[Items from an interface collection]
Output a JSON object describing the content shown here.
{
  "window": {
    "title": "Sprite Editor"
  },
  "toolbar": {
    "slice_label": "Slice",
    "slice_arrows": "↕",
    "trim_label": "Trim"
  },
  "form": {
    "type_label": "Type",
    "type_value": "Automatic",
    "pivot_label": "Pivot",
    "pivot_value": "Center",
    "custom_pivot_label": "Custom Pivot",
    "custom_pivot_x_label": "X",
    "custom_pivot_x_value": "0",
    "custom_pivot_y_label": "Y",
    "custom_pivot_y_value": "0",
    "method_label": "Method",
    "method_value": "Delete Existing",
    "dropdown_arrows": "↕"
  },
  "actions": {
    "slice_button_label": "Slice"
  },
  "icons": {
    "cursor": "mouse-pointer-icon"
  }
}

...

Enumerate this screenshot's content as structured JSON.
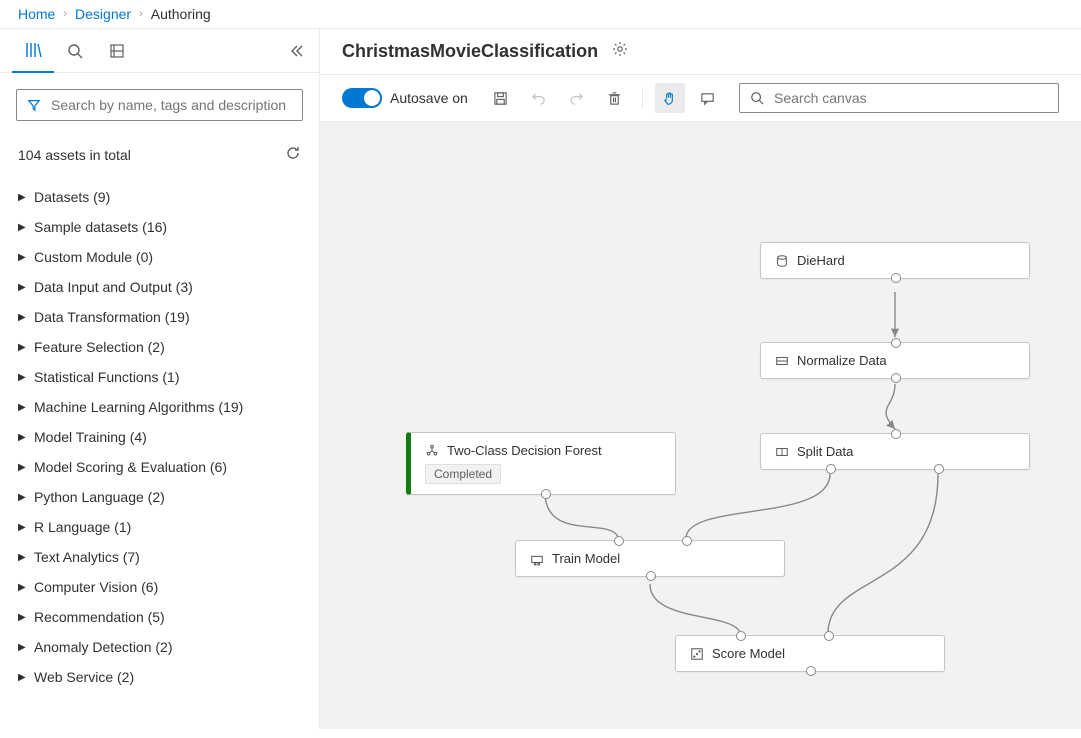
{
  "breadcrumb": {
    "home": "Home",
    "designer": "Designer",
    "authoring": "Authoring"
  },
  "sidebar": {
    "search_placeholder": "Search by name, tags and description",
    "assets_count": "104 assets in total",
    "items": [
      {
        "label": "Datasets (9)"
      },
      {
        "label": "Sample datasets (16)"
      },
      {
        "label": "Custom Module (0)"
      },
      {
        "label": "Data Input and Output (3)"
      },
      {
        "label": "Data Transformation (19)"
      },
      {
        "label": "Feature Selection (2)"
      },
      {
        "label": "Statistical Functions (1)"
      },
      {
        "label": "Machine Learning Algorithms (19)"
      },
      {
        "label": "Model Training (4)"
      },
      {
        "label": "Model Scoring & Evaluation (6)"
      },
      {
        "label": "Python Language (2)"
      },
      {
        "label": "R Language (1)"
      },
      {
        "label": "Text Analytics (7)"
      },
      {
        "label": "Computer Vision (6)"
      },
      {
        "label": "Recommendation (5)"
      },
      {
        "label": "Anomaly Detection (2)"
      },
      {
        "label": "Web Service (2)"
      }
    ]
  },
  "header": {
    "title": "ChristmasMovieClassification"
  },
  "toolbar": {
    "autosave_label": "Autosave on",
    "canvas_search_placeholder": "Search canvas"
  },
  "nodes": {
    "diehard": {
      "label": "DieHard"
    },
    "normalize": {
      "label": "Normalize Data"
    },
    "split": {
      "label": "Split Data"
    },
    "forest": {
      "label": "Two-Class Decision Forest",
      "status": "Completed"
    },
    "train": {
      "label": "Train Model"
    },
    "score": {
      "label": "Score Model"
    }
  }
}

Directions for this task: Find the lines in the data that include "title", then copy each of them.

Output for this exercise:
    "title": "Sprite Editor"
    "title": "ChristmasMovieClassification"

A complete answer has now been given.